  1. I’d throw out one more: we learn best from experience. It would be nice if we could learn from other people’s experiences, but our ability to do that is somewhat limited. I think everybody has something that (despite all the good, helpful, and correct advice in the world) they had to learn the hard way. Making mistakes is a vital part of the process of growing up, I think.

  2. The advice giver is also not usually emotionally invested in the situation and does not have to sort through anything but the facts.

  3. Great post, Lydia. As you’ve probably realized I delight in phrasing questions that are open to multiple interpretations. This was one such. You see, I really do delight in hearing other people give me advice, while I try and take pains to avoid giving them mine. I’m free with my opinion, but not with advice.

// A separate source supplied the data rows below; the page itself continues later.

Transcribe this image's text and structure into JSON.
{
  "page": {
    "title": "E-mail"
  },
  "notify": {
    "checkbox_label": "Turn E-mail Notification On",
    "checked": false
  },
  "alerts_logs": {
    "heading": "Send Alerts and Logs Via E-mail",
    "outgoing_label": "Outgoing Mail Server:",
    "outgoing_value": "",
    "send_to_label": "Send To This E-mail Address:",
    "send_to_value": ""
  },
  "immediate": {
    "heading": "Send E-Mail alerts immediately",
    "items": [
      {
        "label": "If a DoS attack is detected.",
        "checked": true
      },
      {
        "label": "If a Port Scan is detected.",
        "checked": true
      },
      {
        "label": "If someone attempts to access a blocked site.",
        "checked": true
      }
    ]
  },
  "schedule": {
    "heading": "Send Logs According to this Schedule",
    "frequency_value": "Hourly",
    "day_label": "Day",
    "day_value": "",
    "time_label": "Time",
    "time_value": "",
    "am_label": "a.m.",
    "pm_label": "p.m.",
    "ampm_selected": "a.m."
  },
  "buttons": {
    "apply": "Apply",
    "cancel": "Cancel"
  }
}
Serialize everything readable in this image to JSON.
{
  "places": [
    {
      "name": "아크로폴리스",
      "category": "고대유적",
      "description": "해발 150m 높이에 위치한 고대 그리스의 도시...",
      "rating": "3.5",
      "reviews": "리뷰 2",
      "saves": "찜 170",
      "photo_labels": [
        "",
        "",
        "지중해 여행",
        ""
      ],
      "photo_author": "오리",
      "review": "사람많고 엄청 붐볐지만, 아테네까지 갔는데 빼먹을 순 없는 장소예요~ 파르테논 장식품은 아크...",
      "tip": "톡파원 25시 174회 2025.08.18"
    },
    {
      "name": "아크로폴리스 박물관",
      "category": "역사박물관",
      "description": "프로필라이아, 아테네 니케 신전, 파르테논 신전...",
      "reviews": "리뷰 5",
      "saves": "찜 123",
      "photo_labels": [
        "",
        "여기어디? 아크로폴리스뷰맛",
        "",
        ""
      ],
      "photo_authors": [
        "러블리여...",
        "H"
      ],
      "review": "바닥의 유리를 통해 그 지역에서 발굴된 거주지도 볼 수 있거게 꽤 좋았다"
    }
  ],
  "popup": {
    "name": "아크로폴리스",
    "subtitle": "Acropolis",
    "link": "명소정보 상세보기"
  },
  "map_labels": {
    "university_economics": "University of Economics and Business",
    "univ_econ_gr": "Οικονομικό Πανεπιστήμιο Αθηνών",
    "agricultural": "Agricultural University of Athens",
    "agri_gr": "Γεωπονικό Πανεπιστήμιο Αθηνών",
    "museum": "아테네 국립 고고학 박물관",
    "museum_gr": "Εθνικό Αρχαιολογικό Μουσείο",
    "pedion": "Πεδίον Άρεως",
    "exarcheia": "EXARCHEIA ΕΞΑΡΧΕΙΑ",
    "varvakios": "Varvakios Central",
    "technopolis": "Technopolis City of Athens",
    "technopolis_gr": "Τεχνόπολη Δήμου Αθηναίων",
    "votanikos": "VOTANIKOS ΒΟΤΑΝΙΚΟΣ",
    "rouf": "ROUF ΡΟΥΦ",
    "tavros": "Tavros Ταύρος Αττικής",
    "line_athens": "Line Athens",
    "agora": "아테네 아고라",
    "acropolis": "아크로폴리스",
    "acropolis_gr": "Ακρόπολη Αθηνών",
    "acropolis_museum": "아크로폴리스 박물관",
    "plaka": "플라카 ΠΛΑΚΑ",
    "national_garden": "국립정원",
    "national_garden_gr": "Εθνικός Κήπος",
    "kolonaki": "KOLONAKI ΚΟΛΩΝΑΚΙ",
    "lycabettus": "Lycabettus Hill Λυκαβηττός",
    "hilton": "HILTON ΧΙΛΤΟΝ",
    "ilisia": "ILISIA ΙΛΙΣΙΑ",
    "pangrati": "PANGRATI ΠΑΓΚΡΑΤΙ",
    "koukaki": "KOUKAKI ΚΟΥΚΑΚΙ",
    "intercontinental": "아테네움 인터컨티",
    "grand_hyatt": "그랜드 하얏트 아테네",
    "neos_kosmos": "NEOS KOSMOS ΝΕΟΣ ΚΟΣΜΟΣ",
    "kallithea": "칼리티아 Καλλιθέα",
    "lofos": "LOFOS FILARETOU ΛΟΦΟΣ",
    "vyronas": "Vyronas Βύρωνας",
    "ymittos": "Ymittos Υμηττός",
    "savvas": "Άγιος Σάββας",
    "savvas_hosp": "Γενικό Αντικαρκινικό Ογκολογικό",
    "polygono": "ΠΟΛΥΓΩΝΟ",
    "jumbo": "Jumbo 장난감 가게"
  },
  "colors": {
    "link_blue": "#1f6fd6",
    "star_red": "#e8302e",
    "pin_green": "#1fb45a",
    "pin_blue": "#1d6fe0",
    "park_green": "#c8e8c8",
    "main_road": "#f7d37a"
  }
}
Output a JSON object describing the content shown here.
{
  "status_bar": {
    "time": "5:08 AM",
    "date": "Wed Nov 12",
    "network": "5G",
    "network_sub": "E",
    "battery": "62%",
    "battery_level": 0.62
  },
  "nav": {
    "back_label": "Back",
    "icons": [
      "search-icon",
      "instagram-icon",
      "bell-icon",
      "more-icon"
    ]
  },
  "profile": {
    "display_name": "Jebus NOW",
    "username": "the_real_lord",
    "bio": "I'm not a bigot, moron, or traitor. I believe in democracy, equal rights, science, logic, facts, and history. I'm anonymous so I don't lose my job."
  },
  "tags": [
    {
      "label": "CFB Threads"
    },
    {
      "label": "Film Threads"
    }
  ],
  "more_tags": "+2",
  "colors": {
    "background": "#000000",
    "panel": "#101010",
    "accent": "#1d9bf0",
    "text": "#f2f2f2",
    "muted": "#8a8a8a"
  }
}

    This begs the question, why? Essentially, I see the problem with advice as being one of experience. We cannot hope to know the experience the other person has had, unless we’ve lived in their shoes, and we never do that. This means that any advice we give is biased toward our experience, not theirs. The exact same thing applies to advice we receive. So, while I enjoy listening to advice {Which it provides me with an enormous amount of information on the experiences of the one giving the advice}, the actual advice itself is seldom applicable to my experience.